Data records for software interfaces:
┏━━
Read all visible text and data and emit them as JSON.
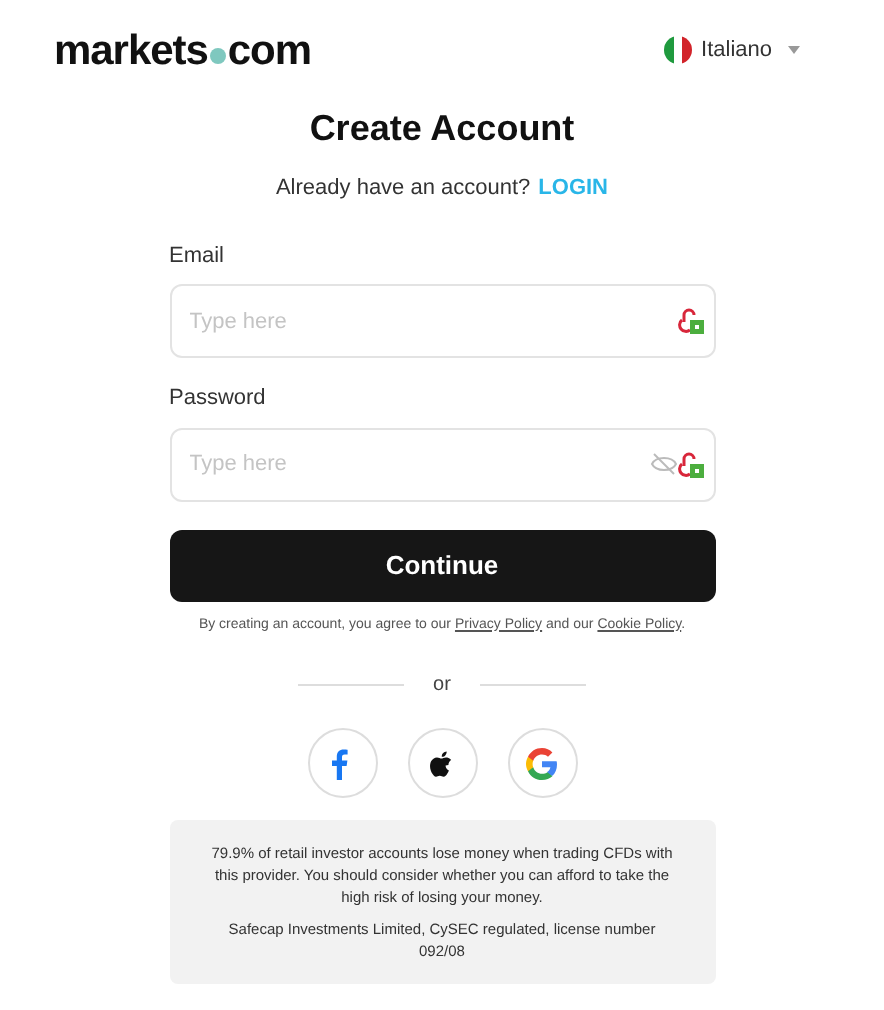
{
  "header": {
    "logo": {
      "left": "markets",
      "right": "com"
    },
    "language": {
      "label": "Italiano"
    }
  },
  "title": "Create Account",
  "login_prompt": {
    "text": "Already have an account?",
    "link": "LOGIN"
  },
  "fields": [
    {
      "label": "Email",
      "placeholder": "Type here",
      "kind": "email"
    },
    {
      "label": "Password",
      "placeholder": "Type here",
      "kind": "password"
    }
  ],
  "continue_button": "Continue",
  "agreement": {
    "before": "By creating an account, you agree to our",
    "privacy_link": "Privacy Policy",
    "middle": "and our",
    "cookie_link": "Cookie Policy",
    "after": "."
  },
  "divider": "or",
  "social_buttons": [
    {
      "kind": "facebook"
    },
    {
      "kind": "apple"
    },
    {
      "kind": "google"
    }
  ],
  "risk_notice": {
    "warning": "79.9% of retail investor accounts lose money when trading CFDs with this provider. You should consider whether you can afford to take the high risk of losing your money.",
    "license": "Safecap Investments Limited, CySEC regulated, license number 092/08"
  }
}
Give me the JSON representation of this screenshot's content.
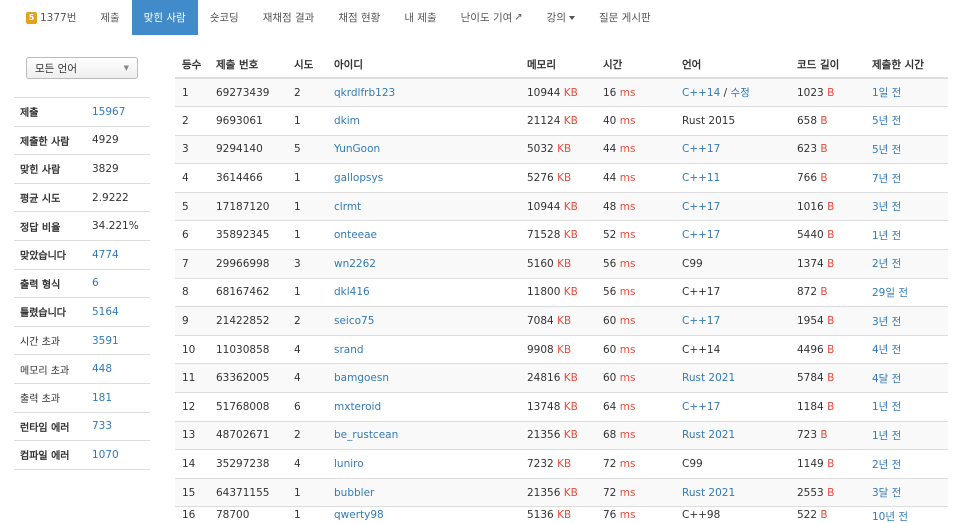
{
  "nav": {
    "problem_number": "1377번",
    "problem_icon": "gold-tier-badge",
    "items": [
      "제출",
      "맞힌 사람",
      "숏코딩",
      "재채점 결과",
      "채점 현황",
      "내 제출",
      "난이도 기여",
      "강의",
      "질문 게시판"
    ],
    "active_index": 1
  },
  "filter": {
    "language_selected": "모든 언어"
  },
  "stats": [
    {
      "label": "제출",
      "value": "15967"
    },
    {
      "label": "제출한 사람",
      "value": "4929"
    },
    {
      "label": "맞힌 사람",
      "value": "3829"
    },
    {
      "label": "평균 시도",
      "value": "2.9222"
    },
    {
      "label": "정답 비율",
      "value": "34.221%"
    },
    {
      "label": "맞았습니다",
      "value": "4774"
    },
    {
      "label": "출력 형식",
      "value": "6"
    },
    {
      "label": "틀렸습니다",
      "value": "5164"
    },
    {
      "label": "시간 초과",
      "value": "3591"
    },
    {
      "label": "메모리 초과",
      "value": "448"
    },
    {
      "label": "출력 초과",
      "value": "181"
    },
    {
      "label": "런타임 에러",
      "value": "733"
    },
    {
      "label": "컴파일 에러",
      "value": "1070"
    }
  ],
  "table": {
    "headers": [
      "등수",
      "제출 번호",
      "시도",
      "아이디",
      "메모리",
      "시간",
      "언어",
      "코드 길이",
      "제출한 시간"
    ],
    "units": {
      "memory": "KB",
      "time": "ms",
      "code": "B"
    },
    "edit_label": "수정",
    "rows": [
      {
        "rank": "1",
        "submission": "69273439",
        "tries": "2",
        "user": "qkrdlfrb123",
        "memory": "10944",
        "time": "16",
        "lang": "C++14",
        "lang_link": true,
        "editable": true,
        "code": "1023",
        "when": "1일 전"
      },
      {
        "rank": "2",
        "submission": "9693061",
        "tries": "1",
        "user": "dkim",
        "memory": "21124",
        "time": "40",
        "lang": "Rust 2015",
        "lang_link": false,
        "editable": false,
        "code": "658",
        "when": "5년 전"
      },
      {
        "rank": "3",
        "submission": "9294140",
        "tries": "5",
        "user": "YunGoon",
        "memory": "5032",
        "time": "44",
        "lang": "C++17",
        "lang_link": true,
        "editable": false,
        "code": "623",
        "when": "5년 전"
      },
      {
        "rank": "4",
        "submission": "3614466",
        "tries": "1",
        "user": "gallopsys",
        "memory": "5276",
        "time": "44",
        "lang": "C++11",
        "lang_link": true,
        "editable": false,
        "code": "766",
        "when": "7년 전"
      },
      {
        "rank": "5",
        "submission": "17187120",
        "tries": "1",
        "user": "clrmt",
        "memory": "10944",
        "time": "48",
        "lang": "C++17",
        "lang_link": true,
        "editable": false,
        "code": "1016",
        "when": "3년 전"
      },
      {
        "rank": "6",
        "submission": "35892345",
        "tries": "1",
        "user": "onteeae",
        "memory": "71528",
        "time": "52",
        "lang": "C++17",
        "lang_link": true,
        "editable": false,
        "code": "5440",
        "when": "1년 전"
      },
      {
        "rank": "7",
        "submission": "29966998",
        "tries": "3",
        "user": "wn2262",
        "memory": "5160",
        "time": "56",
        "lang": "C99",
        "lang_link": false,
        "editable": false,
        "code": "1374",
        "when": "2년 전"
      },
      {
        "rank": "8",
        "submission": "68167462",
        "tries": "1",
        "user": "dkl416",
        "memory": "11800",
        "time": "56",
        "lang": "C++17",
        "lang_link": false,
        "editable": false,
        "code": "872",
        "when": "29일 전"
      },
      {
        "rank": "9",
        "submission": "21422852",
        "tries": "2",
        "user": "seico75",
        "memory": "7084",
        "time": "60",
        "lang": "C++17",
        "lang_link": true,
        "editable": false,
        "code": "1954",
        "when": "3년 전"
      },
      {
        "rank": "10",
        "submission": "11030858",
        "tries": "4",
        "user": "srand",
        "memory": "9908",
        "time": "60",
        "lang": "C++14",
        "lang_link": false,
        "editable": false,
        "code": "4496",
        "when": "4년 전"
      },
      {
        "rank": "11",
        "submission": "63362005",
        "tries": "4",
        "user": "bamgoesn",
        "memory": "24816",
        "time": "60",
        "lang": "Rust 2021",
        "lang_link": true,
        "editable": false,
        "code": "5784",
        "when": "4달 전"
      },
      {
        "rank": "12",
        "submission": "51768008",
        "tries": "6",
        "user": "mxteroid",
        "memory": "13748",
        "time": "64",
        "lang": "C++17",
        "lang_link": true,
        "editable": false,
        "code": "1184",
        "when": "1년 전"
      },
      {
        "rank": "13",
        "submission": "48702671",
        "tries": "2",
        "user": "be_rustcean",
        "memory": "21356",
        "time": "68",
        "lang": "Rust 2021",
        "lang_link": true,
        "editable": false,
        "code": "723",
        "when": "1년 전"
      },
      {
        "rank": "14",
        "submission": "35297238",
        "tries": "4",
        "user": "luniro",
        "memory": "7232",
        "time": "72",
        "lang": "C99",
        "lang_link": false,
        "editable": false,
        "code": "1149",
        "when": "2년 전"
      },
      {
        "rank": "15",
        "submission": "64371155",
        "tries": "1",
        "user": "bubbler",
        "memory": "21356",
        "time": "72",
        "lang": "Rust 2021",
        "lang_link": true,
        "editable": false,
        "code": "2553",
        "when": "3달 전"
      },
      {
        "rank": "16",
        "submission": "78700",
        "tries": "1",
        "user": "qwerty98",
        "memory": "5136",
        "time": "76",
        "lang": "C++98",
        "lang_link": false,
        "editable": false,
        "code": "522",
        "when": "10년 전"
      }
    ]
  }
}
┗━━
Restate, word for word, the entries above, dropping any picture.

Read all visible text and data and emit them as JSON.
{
  "header": {
    "logo": {
      "left": "markets",
      "right": "com"
    },
    "language": {
      "label": "Italiano"
    }
  },
  "title": "Create Account",
  "login_prompt": {
    "text": "Already have an account?",
    "link": "LOGIN"
  },
  "fields": [
    {
      "label": "Email",
      "placeholder": "Type here",
      "kind": "email"
    },
    {
      "label": "Password",
      "placeholder": "Type here",
      "kind": "password"
    }
  ],
  "continue_button": "Continue",
  "agreement": {
    "before": "By creating an account, you agree to our",
    "privacy_link": "Privacy Policy",
    "middle": "and our",
    "cookie_link": "Cookie Policy",
    "after": "."
  },
  "divider": "or",
  "social_buttons": [
    {
      "kind": "facebook"
    },
    {
      "kind": "apple"
    },
    {
      "kind": "google"
    }
  ],
  "risk_notice": {
    "warning": "79.9% of retail investor accounts lose money when trading CFDs with this provider. You should consider whether you can afford to take the high risk of losing your money.",
    "license": "Safecap Investments Limited, CySEC regulated, license number 092/08"
  }
}
Give me the JSON representation of this screenshot's content.
{
  "nav": {
    "problem_number": "1377번",
    "problem_icon": "gold-tier-badge",
    "items": [
      "제출",
      "맞힌 사람",
      "숏코딩",
      "재채점 결과",
      "채점 현황",
      "내 제출",
      "난이도 기여",
      "강의",
      "질문 게시판"
    ],
    "active_index": 1
  },
  "filter": {
    "language_selected": "모든 언어"
  },
  "stats": [
    {
      "label": "제출",
      "value": "15967"
    },
    {
      "label": "제출한 사람",
      "value": "4929"
    },
    {
      "label": "맞힌 사람",
      "value": "3829"
    },
    {
      "label": "평균 시도",
      "value": "2.9222"
    },
    {
      "label": "정답 비율",
      "value": "34.221%"
    },
    {
      "label": "맞았습니다",
      "value": "4774"
    },
    {
      "label": "출력 형식",
      "value": "6"
    },
    {
      "label": "틀렸습니다",
      "value": "5164"
    },
    {
      "label": "시간 초과",
      "value": "3591"
    },
    {
      "label": "메모리 초과",
      "value": "448"
    },
    {
      "label": "출력 초과",
      "value": "181"
    },
    {
      "label": "런타임 에러",
      "value": "733"
    },
    {
      "label": "컴파일 에러",
      "value": "1070"
    }
  ],
  "table": {
    "headers": [
      "등수",
      "제출 번호",
      "시도",
      "아이디",
      "메모리",
      "시간",
      "언어",
      "코드 길이",
      "제출한 시간"
    ],
    "units": {
      "memory": "KB",
      "time": "ms",
      "code": "B"
    },
    "edit_label": "수정",
    "rows": [
      {
        "rank": "1",
        "submission": "69273439",
        "tries": "2",
        "user": "qkrdlfrb123",
        "memory": "10944",
        "time": "16",
        "lang": "C++14",
        "lang_link": true,
        "editable": true,
        "code": "1023",
        "when": "1일 전"
      },
      {
        "rank": "2",
        "submission": "9693061",
        "tries": "1",
        "user": "dkim",
        "memory": "21124",
        "time": "40",
        "lang": "Rust 2015",
        "lang_link": false,
        "editable": false,
        "code": "658",
        "when": "5년 전"
      },
      {
        "rank": "3",
        "submission": "9294140",
        "tries": "5",
        "user": "YunGoon",
        "memory": "5032",
        "time": "44",
        "lang": "C++17",
        "lang_link": true,
        "editable": false,
        "code": "623",
        "when": "5년 전"
      },
      {
        "rank": "4",
        "submission": "3614466",
        "tries": "1",
        "user": "gallopsys",
        "memory": "5276",
        "time": "44",
        "lang": "C++11",
        "lang_link": true,
        "editable": false,
        "code": "766",
        "when": "7년 전"
      },
      {
        "rank": "5",
        "submission": "17187120",
        "tries": "1",
        "user": "clrmt",
        "memory": "10944",
        "time": "48",
        "lang": "C++17",
        "lang_link": true,
        "editable": false,
        "code": "1016",
        "when": "3년 전"
      },
      {
        "rank": "6",
        "submission": "35892345",
        "tries": "1",
        "user": "onteeae",
        "memory": "71528",
        "time": "52",
        "lang": "C++17",
        "lang_link": true,
        "editable": false,
        "code": "5440",
        "when": "1년 전"
      },
      {
        "rank": "7",
        "submission": "29966998",
        "tries": "3",
        "user": "wn2262",
        "memory": "5160",
        "time": "56",
        "lang": "C99",
        "lang_link": false,
        "editable": false,
        "code": "1374",
        "when": "2년 전"
      },
      {
        "rank": "8",
        "submission": "68167462",
        "tries": "1",
        "user": "dkl416",
        "memory": "11800",
        "time": "56",
        "lang": "C++17",
        "lang_link": false,
        "editable": false,
        "code": "872",
        "when": "29일 전"
      },
      {
        "rank": "9",
        "submission": "21422852",
        "tries": "2",
        "user": "seico75",
        "memory": "7084",
        "time": "60",
        "lang": "C++17",
        "lang_link": true,
        "editable": false,
        "code": "1954",
        "when": "3년 전"
      },
      {
        "rank": "10",
        "submission": "11030858",
        "tries": "4",
        "user": "srand",
        "memory": "9908",
        "time": "60",
        "lang": "C++14",
        "lang_link": false,
        "editable": false,
        "code": "4496",
        "when": "4년 전"
      },
      {
        "rank": "11",
        "submission": "63362005",
        "tries": "4",
        "user": "bamgoesn",
        "memory": "24816",
        "time": "60",
        "lang": "Rust 2021",
        "lang_link": true,
        "editable": false,
        "code": "5784",
        "when": "4달 전"
      },
      {
        "rank": "12",
        "submission": "51768008",
        "tries": "6",
        "user": "mxteroid",
        "memory": "13748",
        "time": "64",
        "lang": "C++17",
        "lang_link": true,
        "editable": false,
        "code": "1184",
        "when": "1년 전"
      },
      {
        "rank": "13",
        "submission": "48702671",
        "tries": "2",
        "user": "be_rustcean",
        "memory": "21356",
        "time": "68",
        "lang": "Rust 2021",
        "lang_link": true,
        "editable": false,
        "code": "723",
        "when": "1년 전"
      },
      {
        "rank": "14",
        "submission": "35297238",
        "tries": "4",
        "user": "luniro",
        "memory": "7232",
        "time": "72",
        "lang": "C99",
        "lang_link": false,
        "editable": false,
        "code": "1149",
        "when": "2년 전"
      },
      {
        "rank": "15",
        "submission": "64371155",
        "tries": "1",
        "user": "bubbler",
        "memory": "21356",
        "time": "72",
        "lang": "Rust 2021",
        "lang_link": true,
        "editable": false,
        "code": "2553",
        "when": "3달 전"
      },
      {
        "rank": "16",
        "submission": "78700",
        "tries": "1",
        "user": "qwerty98",
        "memory": "5136",
        "time": "76",
        "lang": "C++98",
        "lang_link": false,
        "editable": false,
        "code": "522",
        "when": "10년 전"
      }
    ]
  }
}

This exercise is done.